Luckily, there are many variations of exclusivity.
First of all, you have to define the scope of the exclusivity agreement. Is it:
- a core product,
- a set of features,
- exclusivity in terms of a specific sector, or
- for a specific geography?
If your customer is a pharmaceutical company but you can sell your software to a food company, there won’t be any competition from the food industry crossing over to the pharmaceutical company.
The next limitation you may want to negotiate is geography. “Ok, Mr. Customer, I will not sell this software in country X. Or, I will not sell it in Europe, but I can still sell it in the US.”
Another dimension is time exclusivity. “Ok, Mr. Customer, I give you exclusivity, but only for 12 months.” That’s enough time for you to get ahead of the competition and build out a really good service into your operation.
How to price for exclusivity?
Of course, when people ask for exclusivity, there’s a price to pay. They’re essentially taking away your opportunity to sell your software to other companies, and that costs money.
Pricing this is a separate issue altogether and is really case dependent. You should try to estimate the geography, sector, and time window for which you’re granting exclusivity, along with the expected number of deals that you’ll make. Consider not only the number of deals but also the profit that you’ll earn from them. You can try to negotiate a compensation for the lost revenue, but they’ll quickly push you back to calculate lost profit instead.
Additionally, you’ll want to calculate the potential impact to your brand and reputation. Once you’re regarded in the market as an exclusive supplier of Company X, other companies may not be so receptive to talking with you. Essentially, as far as they are concerned, you become an exclusive subcontractor of their competitor, which should involve additional costs.
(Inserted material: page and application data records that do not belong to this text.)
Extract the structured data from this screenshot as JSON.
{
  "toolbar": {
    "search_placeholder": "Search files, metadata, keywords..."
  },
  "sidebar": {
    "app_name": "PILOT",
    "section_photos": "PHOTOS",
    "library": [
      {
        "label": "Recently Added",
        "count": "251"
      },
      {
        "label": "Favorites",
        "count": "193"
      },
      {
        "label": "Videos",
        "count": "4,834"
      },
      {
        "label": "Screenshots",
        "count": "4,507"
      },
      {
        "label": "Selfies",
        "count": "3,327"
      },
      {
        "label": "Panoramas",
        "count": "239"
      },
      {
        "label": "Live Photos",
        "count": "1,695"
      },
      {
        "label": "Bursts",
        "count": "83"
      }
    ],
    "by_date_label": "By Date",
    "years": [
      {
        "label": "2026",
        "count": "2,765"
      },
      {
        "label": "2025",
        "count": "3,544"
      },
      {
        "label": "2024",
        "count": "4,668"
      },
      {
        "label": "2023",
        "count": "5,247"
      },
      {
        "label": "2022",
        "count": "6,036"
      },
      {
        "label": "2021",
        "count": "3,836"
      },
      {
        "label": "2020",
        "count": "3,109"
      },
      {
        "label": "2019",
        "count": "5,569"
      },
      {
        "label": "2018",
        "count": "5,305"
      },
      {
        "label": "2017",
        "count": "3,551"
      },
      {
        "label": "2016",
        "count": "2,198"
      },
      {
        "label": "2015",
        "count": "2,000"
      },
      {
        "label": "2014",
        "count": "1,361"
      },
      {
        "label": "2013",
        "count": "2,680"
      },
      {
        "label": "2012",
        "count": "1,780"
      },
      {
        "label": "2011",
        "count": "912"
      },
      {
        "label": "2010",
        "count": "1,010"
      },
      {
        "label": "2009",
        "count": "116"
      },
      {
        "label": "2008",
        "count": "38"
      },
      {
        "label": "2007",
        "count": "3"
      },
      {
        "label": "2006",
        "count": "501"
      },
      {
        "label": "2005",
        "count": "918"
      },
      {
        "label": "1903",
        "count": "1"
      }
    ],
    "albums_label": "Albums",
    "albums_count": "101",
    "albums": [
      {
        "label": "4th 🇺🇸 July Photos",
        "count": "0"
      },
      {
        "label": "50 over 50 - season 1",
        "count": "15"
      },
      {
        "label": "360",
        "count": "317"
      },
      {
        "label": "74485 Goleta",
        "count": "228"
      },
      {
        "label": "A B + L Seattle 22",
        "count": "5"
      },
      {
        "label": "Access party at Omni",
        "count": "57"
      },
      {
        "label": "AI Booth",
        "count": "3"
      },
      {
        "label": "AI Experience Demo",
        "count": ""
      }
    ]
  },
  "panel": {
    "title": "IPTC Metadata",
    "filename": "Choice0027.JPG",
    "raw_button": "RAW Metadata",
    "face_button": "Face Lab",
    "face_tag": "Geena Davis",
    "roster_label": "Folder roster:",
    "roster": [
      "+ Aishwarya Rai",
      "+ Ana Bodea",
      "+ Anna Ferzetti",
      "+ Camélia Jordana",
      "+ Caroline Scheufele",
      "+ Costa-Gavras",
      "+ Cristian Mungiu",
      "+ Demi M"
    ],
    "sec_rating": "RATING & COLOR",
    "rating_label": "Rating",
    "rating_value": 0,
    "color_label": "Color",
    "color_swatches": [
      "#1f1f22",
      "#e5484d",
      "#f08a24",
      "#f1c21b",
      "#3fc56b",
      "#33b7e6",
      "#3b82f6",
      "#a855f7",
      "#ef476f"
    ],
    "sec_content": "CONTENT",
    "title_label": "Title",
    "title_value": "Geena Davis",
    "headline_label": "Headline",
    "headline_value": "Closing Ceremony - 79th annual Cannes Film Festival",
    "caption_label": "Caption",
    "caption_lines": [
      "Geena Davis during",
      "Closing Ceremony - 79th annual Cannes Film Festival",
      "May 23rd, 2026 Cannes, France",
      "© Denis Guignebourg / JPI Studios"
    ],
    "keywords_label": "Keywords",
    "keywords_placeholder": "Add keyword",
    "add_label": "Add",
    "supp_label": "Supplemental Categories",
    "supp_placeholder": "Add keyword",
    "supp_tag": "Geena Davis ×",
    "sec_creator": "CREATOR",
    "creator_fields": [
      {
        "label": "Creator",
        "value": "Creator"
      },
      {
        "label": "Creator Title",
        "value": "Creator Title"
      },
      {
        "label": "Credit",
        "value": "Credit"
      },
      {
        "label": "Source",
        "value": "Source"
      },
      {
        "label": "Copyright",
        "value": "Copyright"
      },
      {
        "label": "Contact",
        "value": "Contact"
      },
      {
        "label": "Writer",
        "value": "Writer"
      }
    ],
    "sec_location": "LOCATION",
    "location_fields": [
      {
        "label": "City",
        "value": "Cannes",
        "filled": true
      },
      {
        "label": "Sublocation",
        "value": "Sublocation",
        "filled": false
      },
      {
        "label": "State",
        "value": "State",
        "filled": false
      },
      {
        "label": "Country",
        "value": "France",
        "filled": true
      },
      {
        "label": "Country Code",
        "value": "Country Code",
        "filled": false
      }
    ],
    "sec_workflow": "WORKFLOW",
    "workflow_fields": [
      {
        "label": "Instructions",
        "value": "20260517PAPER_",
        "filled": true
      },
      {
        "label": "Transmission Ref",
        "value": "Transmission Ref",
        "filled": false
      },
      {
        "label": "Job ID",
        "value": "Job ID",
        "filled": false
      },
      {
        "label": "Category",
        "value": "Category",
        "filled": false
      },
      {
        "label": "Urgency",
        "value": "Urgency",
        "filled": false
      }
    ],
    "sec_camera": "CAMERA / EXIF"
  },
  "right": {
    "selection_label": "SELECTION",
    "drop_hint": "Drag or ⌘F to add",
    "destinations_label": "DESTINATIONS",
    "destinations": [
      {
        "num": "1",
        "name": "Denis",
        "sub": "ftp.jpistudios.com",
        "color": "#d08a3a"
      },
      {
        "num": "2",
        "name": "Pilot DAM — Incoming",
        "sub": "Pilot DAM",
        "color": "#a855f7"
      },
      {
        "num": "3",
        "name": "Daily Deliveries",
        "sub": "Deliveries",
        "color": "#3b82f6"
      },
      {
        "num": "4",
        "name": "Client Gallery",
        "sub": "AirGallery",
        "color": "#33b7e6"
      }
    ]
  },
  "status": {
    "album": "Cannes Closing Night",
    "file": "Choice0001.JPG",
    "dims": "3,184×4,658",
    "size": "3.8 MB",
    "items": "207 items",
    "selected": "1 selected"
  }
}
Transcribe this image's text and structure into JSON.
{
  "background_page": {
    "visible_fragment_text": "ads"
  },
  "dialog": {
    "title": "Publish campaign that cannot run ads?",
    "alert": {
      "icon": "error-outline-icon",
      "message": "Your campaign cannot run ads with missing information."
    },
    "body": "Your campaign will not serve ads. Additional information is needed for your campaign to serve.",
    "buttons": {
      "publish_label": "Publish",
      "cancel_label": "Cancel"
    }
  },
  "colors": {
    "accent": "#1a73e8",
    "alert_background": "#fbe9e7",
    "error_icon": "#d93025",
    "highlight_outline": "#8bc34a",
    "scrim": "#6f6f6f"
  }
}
There are many aspects to consider with exclusivity; it’s not a black-and-white issue. And, of course, if you enter into an exclusivity agreement, the customer must pay a price.